The words “separation of Church and State” are not found anywhere in the U.S. Constitution, the Bill of Rights, or the Declaration of Independence. Yet, every day, you hear that you can or cannot do something in a public place because of the “separation of Church and State.”
The First Amendment of the United States Constitution reads:
“Congress shall make no law respecting an establishment of religion, or prohibiting the free exercise thereof; or abridging the freedom of speech, or of the press, or the right of the people peaceably to assemble, and to petition the Government for a redress of grievances.”
So where did the phrase “separation of Church and State” come from?
This phrase came from a letter written by Thomas Jefferson in 1802 to a group of Christians from the Baptist denomination. These Christians were concerned that accepting the Constitution could ultimately allow the federal government to restrict religious freedom. Jefferson reassured them in this letter that the Constitution “build[s] a wall of separation between Church and State,” which would protect them from the government interfering with their religious beliefs. (You can read the whole letter for yourself on the Library of Congress’s website: www.loc.gov/loc/lcib/9806/danpre.html.)
Thus the phrase was designed to explain that the government could not cross over to interfere in the Church’s affairs. But, in 1947, the U.S. Supreme Court in the case of Everson v. Board of Education took that phrase and turned it backwards to mean that religion must not be allowed to influence the State’s affairs.
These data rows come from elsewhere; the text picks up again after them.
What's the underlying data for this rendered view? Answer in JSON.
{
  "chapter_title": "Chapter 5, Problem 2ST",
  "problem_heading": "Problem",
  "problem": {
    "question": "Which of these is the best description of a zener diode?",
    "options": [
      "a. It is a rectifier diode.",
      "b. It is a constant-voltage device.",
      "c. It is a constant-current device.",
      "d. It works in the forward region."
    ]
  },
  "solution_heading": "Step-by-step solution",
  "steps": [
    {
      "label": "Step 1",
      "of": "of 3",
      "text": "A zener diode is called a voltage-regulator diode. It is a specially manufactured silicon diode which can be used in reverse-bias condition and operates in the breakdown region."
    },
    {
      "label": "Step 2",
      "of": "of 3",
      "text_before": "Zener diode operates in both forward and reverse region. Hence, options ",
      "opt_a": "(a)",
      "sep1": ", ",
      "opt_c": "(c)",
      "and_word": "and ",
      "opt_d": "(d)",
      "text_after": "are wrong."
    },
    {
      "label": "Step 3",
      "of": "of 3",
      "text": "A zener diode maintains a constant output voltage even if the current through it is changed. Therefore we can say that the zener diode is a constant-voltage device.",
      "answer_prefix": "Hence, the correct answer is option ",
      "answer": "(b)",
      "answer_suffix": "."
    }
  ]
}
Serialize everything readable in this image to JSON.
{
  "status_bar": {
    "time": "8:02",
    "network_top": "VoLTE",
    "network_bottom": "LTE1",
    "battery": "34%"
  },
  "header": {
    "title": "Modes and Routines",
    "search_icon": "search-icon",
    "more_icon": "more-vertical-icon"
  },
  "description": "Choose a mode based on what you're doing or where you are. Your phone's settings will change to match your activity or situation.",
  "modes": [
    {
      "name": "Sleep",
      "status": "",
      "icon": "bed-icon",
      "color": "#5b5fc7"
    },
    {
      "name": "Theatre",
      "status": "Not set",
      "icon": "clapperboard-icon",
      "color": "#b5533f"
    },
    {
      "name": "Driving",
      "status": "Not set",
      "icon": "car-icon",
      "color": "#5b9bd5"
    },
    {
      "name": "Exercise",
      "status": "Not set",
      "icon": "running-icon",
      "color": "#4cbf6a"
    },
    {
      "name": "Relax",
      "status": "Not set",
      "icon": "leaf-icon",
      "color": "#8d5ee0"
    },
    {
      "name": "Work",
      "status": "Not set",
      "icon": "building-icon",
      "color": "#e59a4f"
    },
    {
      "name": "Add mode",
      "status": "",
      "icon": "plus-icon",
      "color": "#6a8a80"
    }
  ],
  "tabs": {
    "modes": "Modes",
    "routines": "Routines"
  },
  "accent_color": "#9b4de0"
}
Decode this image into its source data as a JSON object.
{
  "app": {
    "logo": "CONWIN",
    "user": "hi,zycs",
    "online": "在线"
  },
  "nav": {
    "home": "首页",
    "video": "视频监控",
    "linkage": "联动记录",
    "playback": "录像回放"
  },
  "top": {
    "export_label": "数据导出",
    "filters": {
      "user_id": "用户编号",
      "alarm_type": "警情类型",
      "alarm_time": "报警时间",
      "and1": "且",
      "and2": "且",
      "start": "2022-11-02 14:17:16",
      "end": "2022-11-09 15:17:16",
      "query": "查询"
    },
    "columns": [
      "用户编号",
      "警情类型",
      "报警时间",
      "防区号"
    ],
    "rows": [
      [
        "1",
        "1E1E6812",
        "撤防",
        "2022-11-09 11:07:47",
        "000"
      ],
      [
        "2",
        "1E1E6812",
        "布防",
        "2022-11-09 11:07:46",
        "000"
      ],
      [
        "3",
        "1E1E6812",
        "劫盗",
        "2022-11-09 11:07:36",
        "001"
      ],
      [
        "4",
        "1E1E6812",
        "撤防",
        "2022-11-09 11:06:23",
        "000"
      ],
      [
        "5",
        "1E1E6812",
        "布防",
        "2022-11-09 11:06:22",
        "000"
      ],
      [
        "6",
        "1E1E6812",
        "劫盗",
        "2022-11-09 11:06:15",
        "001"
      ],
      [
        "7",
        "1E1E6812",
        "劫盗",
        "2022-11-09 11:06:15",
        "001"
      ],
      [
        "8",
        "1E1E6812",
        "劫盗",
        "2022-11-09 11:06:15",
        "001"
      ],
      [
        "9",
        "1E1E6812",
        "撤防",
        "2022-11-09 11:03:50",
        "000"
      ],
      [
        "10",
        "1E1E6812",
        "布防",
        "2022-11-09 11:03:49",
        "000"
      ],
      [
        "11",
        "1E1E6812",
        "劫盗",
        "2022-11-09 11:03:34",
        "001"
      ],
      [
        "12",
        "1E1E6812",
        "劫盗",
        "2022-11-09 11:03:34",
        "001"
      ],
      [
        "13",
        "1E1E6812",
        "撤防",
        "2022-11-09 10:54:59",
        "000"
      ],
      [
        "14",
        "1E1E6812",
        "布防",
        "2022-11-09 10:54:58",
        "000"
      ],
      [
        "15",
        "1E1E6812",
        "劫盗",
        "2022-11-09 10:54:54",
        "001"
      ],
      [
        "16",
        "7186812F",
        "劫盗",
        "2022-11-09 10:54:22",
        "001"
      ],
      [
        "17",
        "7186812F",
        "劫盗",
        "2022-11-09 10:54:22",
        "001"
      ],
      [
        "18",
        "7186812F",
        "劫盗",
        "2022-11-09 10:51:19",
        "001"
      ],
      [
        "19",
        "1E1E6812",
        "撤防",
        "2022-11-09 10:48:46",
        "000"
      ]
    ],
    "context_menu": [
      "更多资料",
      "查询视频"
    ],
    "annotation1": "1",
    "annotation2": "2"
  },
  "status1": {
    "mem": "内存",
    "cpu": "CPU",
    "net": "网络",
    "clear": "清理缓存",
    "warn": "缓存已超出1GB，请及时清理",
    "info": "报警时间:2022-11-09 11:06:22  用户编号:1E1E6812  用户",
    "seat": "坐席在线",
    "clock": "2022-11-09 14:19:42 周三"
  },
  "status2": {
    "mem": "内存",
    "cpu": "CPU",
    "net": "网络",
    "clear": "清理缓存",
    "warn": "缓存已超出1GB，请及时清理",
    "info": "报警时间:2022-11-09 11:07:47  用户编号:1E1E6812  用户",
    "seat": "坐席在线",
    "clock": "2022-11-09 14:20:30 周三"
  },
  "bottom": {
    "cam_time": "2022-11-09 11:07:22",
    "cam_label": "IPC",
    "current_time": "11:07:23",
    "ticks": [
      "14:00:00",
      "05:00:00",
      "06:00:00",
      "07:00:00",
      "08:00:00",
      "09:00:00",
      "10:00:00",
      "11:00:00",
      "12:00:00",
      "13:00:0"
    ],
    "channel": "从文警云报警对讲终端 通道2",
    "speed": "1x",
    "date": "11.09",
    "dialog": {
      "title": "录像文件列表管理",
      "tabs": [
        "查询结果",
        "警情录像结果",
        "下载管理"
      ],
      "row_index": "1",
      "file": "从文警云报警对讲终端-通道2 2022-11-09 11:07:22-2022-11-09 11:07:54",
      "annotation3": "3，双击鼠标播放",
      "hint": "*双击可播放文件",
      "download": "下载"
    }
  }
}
- The phrase of “separation of Church and State” is not in the Constitution. When Thomas Jefferson first wrote that phrase in a letter to a Baptist church, he was explaining that the government could not cross over to interfere in the Church’s affairs.
- The Constitution doesn’t only guarantee our “freedom to worship” but also our freedom to practice and promote our faith. Americans don’t have to leave their faith and convictions at their church door; we have the right to carry them with us in all aspects of our lives.
Since 1947, anti-religious groups have used the term “separation of Church and State” to silence people of faith from speaking about their religious beliefs in the public square. But, in many cases, this is just an intimidation tactic and is not legally accurate.
This is particularly true for students in public schools and colleges. You have the right to speak about your faith, pray, lead a Bible study, and more!
Contact Center for Arizona Policy (CAP) at firstname.lastname@example.org for more information regarding your rights to freely exercise your religious beliefs in the public square.
© January 2014 Center for Arizona Policy, Inc. All rights reserved.
This publication includes summaries of many complex areas of law and is not specific legal advice to any person. Consult an attorney if you have questions about your specific situation or believe your legal rights have been infringed. This publication is educational in nature and should not be construed as an effort to aid or hinder any legislation.